## Supplied records
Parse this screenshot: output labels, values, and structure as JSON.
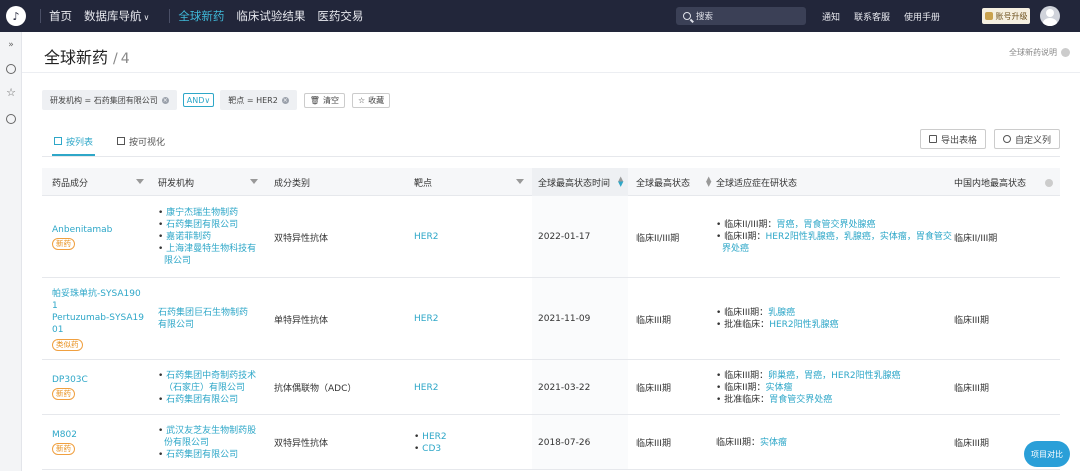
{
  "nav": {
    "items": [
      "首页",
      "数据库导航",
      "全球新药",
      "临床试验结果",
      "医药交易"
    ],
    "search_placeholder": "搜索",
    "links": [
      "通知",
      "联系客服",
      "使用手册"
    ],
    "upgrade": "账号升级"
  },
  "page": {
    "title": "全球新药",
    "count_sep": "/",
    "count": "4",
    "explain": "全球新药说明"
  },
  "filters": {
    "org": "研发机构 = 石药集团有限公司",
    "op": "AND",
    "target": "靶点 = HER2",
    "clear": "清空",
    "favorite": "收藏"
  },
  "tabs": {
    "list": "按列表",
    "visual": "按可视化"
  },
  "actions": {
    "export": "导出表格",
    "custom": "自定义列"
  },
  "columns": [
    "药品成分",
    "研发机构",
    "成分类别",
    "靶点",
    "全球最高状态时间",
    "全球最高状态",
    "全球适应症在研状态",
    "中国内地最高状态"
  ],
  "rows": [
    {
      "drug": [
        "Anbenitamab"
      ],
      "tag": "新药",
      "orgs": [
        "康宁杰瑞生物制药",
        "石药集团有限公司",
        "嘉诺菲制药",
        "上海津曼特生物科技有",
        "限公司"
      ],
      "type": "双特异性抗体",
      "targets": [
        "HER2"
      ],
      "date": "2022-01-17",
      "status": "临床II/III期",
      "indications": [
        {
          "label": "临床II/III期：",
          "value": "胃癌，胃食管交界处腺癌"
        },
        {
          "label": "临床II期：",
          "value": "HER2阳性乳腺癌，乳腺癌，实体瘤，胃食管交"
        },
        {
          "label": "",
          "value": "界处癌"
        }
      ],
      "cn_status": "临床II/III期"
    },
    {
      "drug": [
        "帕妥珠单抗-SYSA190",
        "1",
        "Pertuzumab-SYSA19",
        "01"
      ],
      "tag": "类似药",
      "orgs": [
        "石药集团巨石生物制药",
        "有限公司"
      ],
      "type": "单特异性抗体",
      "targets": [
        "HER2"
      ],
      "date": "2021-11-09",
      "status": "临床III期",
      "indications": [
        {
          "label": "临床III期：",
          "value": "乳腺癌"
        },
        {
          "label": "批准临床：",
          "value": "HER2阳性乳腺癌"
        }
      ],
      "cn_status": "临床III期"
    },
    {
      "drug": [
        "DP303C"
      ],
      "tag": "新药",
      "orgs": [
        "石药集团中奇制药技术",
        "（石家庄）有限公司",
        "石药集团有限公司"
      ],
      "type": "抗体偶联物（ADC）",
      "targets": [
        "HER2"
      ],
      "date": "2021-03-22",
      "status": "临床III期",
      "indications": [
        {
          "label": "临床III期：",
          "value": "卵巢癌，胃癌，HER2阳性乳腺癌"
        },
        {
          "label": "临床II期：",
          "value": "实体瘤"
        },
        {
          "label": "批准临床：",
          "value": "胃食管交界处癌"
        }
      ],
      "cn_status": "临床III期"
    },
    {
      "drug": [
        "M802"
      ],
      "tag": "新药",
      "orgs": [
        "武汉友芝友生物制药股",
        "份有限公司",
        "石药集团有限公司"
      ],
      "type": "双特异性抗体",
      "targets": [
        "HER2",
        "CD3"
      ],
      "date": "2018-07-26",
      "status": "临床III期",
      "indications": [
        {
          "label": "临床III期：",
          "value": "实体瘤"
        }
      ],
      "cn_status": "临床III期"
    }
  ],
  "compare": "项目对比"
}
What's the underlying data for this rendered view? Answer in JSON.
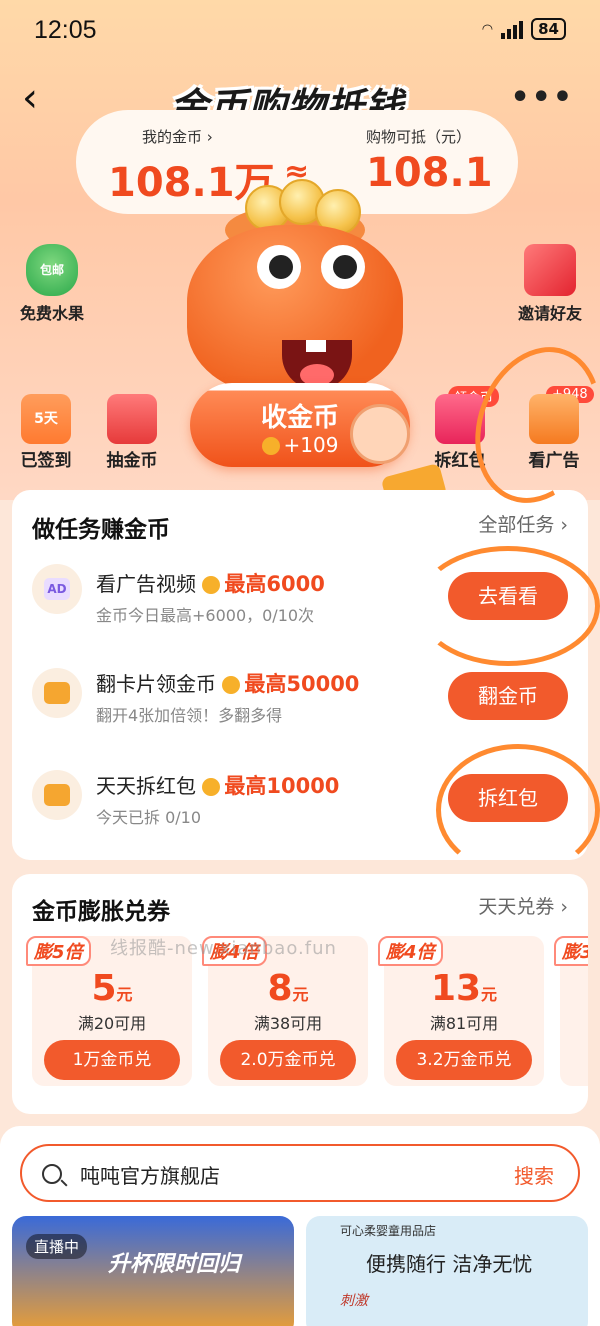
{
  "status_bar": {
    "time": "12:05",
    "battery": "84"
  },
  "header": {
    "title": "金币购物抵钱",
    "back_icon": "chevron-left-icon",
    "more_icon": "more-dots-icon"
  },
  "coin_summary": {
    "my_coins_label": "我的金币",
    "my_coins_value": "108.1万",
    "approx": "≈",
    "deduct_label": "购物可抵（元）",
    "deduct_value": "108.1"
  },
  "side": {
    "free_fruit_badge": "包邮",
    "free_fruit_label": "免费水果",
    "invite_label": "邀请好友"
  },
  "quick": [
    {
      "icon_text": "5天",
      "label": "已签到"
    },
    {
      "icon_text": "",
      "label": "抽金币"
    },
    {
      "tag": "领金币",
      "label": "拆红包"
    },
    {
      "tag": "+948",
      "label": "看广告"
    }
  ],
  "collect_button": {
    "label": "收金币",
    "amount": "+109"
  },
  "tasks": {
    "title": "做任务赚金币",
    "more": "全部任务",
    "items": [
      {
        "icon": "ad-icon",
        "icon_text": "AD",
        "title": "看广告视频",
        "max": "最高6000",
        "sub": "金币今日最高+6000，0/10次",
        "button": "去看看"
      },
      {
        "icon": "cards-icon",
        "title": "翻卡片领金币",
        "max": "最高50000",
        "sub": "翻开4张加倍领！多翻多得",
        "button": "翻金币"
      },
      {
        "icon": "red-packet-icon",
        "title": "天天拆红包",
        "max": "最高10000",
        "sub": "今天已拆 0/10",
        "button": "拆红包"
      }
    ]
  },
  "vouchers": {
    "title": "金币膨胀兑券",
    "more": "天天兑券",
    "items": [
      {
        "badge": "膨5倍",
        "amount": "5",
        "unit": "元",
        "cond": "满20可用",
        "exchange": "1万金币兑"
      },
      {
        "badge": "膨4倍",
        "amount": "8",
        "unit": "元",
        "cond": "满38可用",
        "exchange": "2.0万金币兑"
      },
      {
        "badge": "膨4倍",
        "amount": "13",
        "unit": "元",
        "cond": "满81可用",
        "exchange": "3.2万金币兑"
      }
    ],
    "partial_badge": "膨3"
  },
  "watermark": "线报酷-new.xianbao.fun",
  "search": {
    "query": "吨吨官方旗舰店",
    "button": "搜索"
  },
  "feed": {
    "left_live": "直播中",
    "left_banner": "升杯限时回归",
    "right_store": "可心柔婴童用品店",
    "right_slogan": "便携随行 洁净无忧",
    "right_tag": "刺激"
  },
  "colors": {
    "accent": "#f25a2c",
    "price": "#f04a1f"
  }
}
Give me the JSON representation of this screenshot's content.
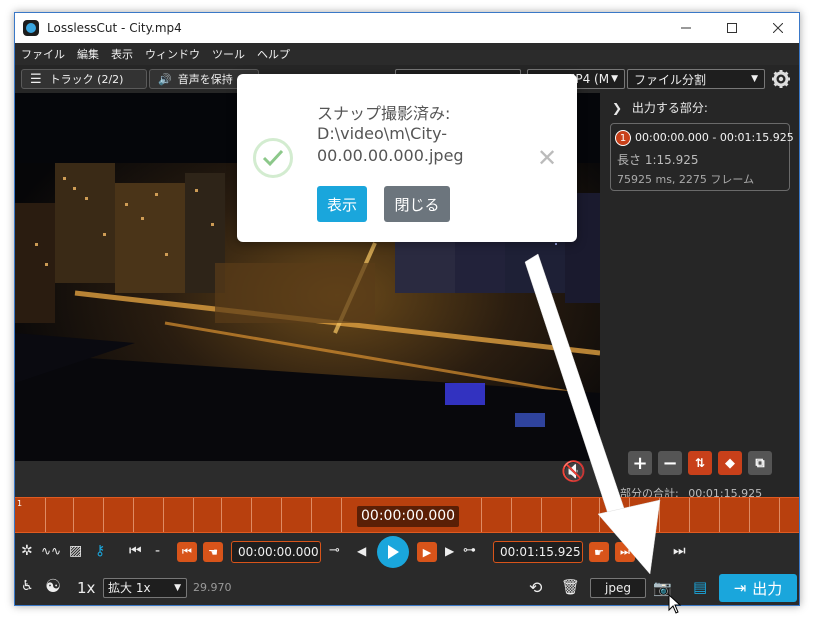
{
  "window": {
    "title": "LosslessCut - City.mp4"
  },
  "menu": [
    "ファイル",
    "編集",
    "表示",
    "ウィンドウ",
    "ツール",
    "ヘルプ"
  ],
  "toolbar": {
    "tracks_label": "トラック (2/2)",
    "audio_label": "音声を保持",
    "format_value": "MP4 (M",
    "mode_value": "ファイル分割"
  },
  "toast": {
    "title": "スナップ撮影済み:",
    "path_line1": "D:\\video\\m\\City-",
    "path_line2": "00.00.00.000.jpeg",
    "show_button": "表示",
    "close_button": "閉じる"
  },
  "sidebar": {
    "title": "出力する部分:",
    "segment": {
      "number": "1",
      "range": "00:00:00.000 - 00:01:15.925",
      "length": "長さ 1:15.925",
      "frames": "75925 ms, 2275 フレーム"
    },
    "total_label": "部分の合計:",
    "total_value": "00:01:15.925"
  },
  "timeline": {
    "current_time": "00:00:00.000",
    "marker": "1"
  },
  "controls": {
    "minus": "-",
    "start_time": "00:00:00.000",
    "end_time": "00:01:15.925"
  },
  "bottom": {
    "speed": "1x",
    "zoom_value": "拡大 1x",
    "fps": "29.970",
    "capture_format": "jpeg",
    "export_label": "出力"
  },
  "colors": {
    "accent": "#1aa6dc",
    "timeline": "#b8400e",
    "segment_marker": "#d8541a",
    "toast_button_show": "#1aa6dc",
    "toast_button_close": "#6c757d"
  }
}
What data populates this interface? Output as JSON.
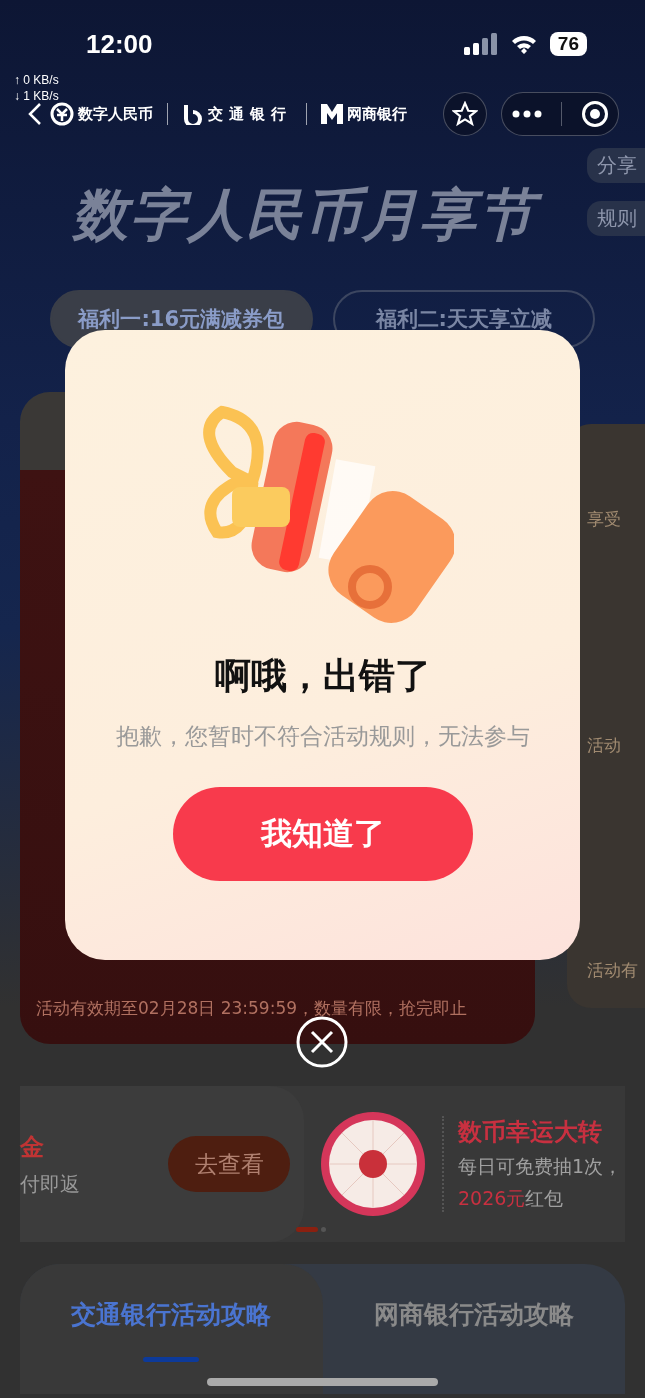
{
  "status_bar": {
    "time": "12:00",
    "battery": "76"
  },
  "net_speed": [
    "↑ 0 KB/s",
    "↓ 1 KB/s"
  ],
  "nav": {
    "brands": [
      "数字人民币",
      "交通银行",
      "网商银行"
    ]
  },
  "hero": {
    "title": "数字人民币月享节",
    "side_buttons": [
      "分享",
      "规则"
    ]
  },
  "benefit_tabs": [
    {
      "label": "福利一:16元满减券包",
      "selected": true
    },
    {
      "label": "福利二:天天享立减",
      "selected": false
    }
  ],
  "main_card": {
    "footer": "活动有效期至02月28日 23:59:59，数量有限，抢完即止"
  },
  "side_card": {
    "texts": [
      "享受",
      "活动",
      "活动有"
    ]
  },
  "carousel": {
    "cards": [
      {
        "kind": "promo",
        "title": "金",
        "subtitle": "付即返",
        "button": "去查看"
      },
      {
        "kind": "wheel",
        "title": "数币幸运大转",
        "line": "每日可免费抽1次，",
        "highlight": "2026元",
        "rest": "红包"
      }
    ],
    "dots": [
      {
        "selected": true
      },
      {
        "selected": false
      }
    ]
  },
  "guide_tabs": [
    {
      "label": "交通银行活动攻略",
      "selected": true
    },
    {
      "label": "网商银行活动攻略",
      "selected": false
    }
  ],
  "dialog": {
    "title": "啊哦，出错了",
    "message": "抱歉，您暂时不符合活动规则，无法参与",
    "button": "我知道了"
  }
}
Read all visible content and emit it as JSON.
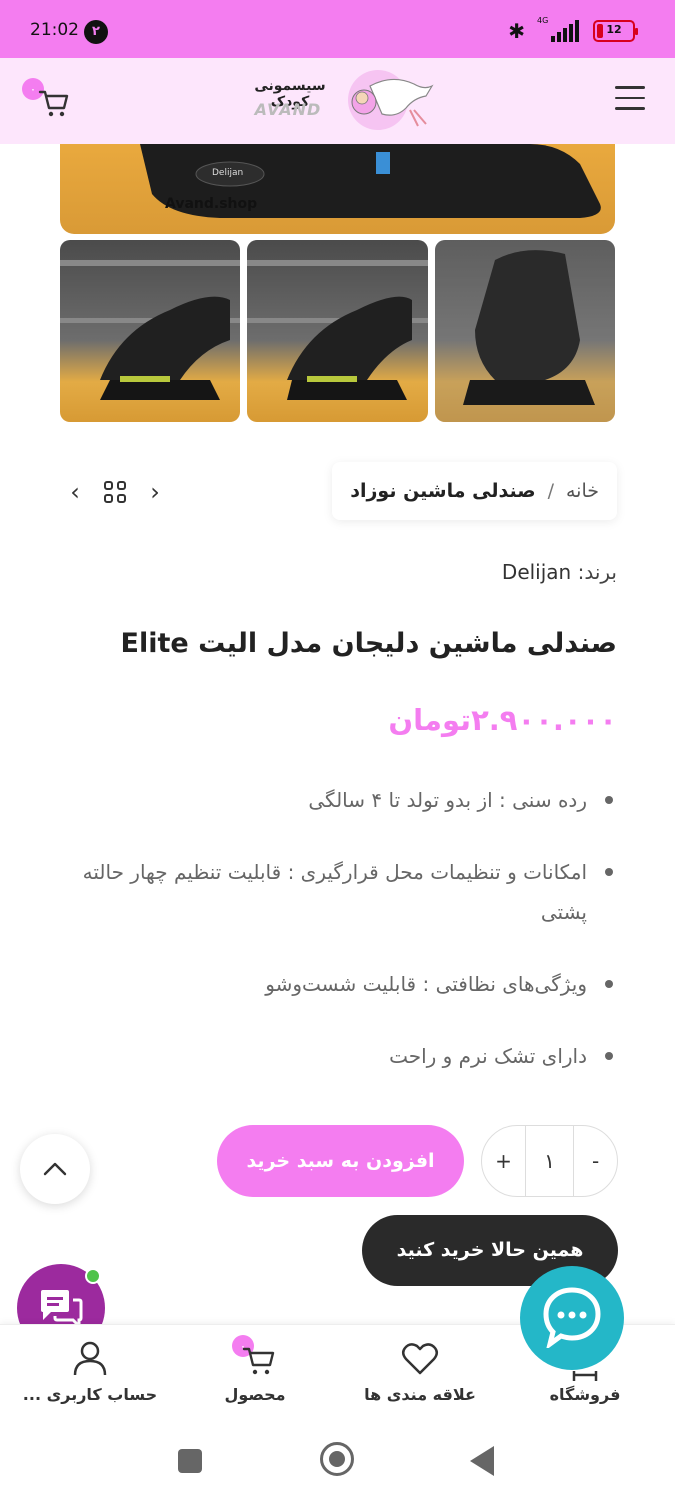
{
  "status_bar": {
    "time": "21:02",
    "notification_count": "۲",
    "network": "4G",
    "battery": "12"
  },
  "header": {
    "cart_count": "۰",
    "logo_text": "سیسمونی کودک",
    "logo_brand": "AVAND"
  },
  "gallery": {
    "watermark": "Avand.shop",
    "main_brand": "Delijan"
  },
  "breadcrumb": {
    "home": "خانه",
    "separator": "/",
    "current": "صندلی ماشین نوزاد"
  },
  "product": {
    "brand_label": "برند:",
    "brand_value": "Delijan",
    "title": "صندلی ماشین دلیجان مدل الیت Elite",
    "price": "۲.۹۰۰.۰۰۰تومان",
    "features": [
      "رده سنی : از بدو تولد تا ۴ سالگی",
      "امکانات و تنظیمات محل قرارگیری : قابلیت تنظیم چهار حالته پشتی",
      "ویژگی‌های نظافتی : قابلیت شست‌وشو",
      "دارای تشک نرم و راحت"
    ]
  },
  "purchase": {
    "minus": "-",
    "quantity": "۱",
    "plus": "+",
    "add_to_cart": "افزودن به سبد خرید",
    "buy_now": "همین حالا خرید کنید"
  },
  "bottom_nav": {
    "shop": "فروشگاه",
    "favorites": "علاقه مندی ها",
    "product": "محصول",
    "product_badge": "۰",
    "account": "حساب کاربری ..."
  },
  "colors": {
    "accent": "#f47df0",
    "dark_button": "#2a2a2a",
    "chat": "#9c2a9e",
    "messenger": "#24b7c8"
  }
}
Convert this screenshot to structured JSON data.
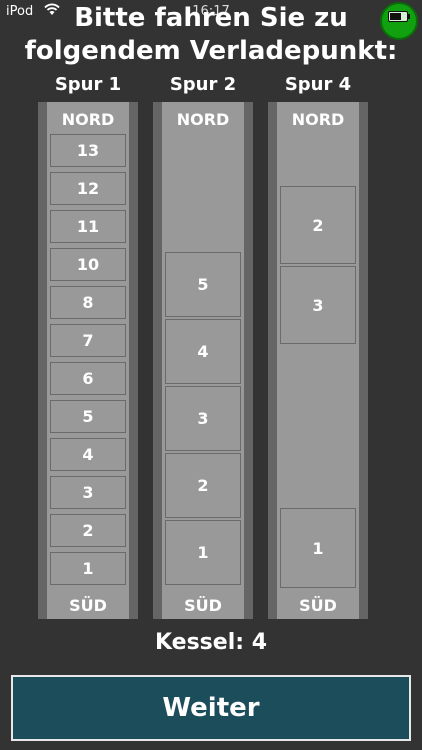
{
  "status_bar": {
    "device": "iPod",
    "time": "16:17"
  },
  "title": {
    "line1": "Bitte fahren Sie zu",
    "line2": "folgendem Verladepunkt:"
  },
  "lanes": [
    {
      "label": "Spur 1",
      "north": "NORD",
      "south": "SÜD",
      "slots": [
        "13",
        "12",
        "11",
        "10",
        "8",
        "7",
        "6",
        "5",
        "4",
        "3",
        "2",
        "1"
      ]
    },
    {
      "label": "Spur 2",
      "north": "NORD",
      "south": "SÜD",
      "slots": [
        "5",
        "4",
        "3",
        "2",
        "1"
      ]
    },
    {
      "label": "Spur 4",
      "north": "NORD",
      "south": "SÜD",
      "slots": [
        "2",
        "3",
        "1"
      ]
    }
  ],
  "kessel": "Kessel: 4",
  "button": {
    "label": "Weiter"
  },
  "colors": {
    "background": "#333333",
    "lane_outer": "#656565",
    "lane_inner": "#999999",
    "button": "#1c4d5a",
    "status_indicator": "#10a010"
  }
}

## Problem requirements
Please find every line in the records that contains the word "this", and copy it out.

## Output of the exercise
Parse this screenshot: output labels, values, and structure as JSON.
What's the underlying data for this rendered view? Answer in JSON.
Give me the JSON representation of this screenshot's content.
What data populates this interface? Output as JSON.
Convert this screenshot to structured JSON data.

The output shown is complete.